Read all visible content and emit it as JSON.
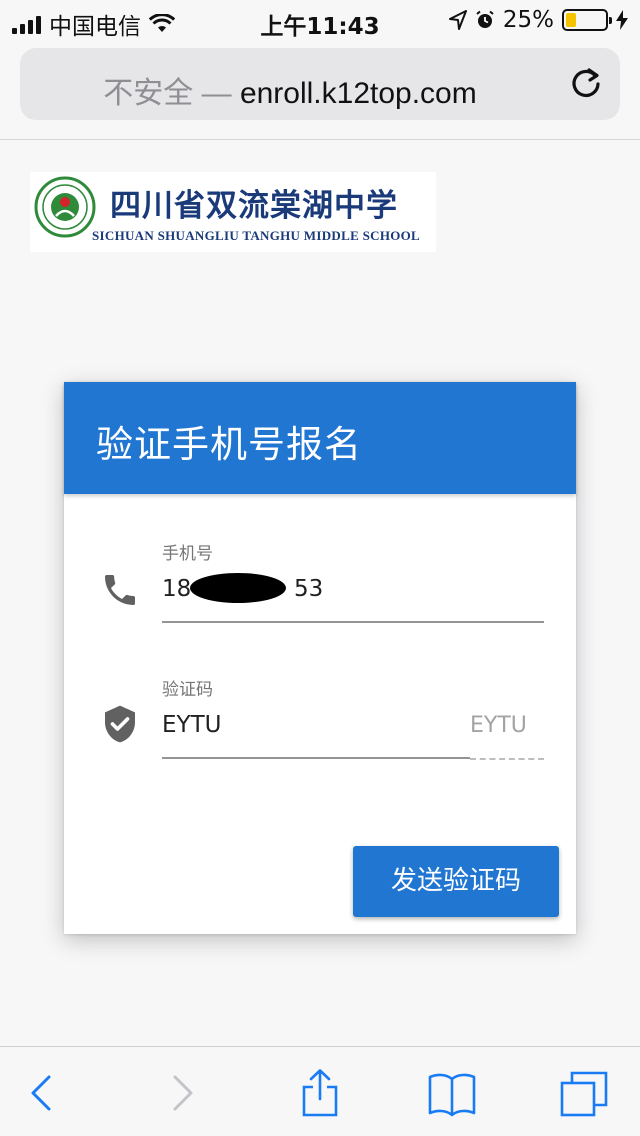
{
  "status_bar": {
    "carrier": "中国电信",
    "time": "上午11:43",
    "battery_percent": "25%",
    "battery_level": 0.25,
    "icons": [
      "signal-icon",
      "wifi-icon",
      "location-arrow-icon",
      "alarm-icon",
      "battery-icon",
      "charging-bolt-icon"
    ]
  },
  "address_bar": {
    "security": "不安全 —",
    "domain": "enroll.k12top.com",
    "reload_icon": "reload-icon"
  },
  "logo": {
    "chinese_name": "四川省双流棠湖中学",
    "english_name": "SICHUAN SHUANGLIU  TANGHU MIDDLE SCHOOL"
  },
  "form": {
    "title": "验证手机号报名",
    "phone": {
      "label": "手机号",
      "prefix": "18",
      "suffix": "53",
      "icon": "phone-icon"
    },
    "code": {
      "label": "验证码",
      "value": "EYTU",
      "captcha": "EYTU",
      "icon": "shield-check-icon"
    },
    "send_button": "发送验证码"
  },
  "toolbar": {
    "items": [
      "back-icon",
      "forward-icon",
      "share-icon",
      "bookmarks-icon",
      "tabs-icon"
    ]
  },
  "colors": {
    "primary": "#2176d2",
    "toolbar_blue": "#1a7cf5",
    "battery": "#f5c400"
  }
}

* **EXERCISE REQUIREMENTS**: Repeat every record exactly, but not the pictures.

* **SOLUTION TO THE EXERCISE**:
Read all visible content and emit it as JSON.
{
  "status_bar": {
    "carrier": "中国电信",
    "time": "上午11:43",
    "battery_percent": "25%",
    "battery_level": 0.25,
    "icons": [
      "signal-icon",
      "wifi-icon",
      "location-arrow-icon",
      "alarm-icon",
      "battery-icon",
      "charging-bolt-icon"
    ]
  },
  "address_bar": {
    "security": "不安全 —",
    "domain": "enroll.k12top.com",
    "reload_icon": "reload-icon"
  },
  "logo": {
    "chinese_name": "四川省双流棠湖中学",
    "english_name": "SICHUAN SHUANGLIU  TANGHU MIDDLE SCHOOL"
  },
  "form": {
    "title": "验证手机号报名",
    "phone": {
      "label": "手机号",
      "prefix": "18",
      "suffix": "53",
      "icon": "phone-icon"
    },
    "code": {
      "label": "验证码",
      "value": "EYTU",
      "captcha": "EYTU",
      "icon": "shield-check-icon"
    },
    "send_button": "发送验证码"
  },
  "toolbar": {
    "items": [
      "back-icon",
      "forward-icon",
      "share-icon",
      "bookmarks-icon",
      "tabs-icon"
    ]
  },
  "colors": {
    "primary": "#2176d2",
    "toolbar_blue": "#1a7cf5",
    "battery": "#f5c400"
  }
}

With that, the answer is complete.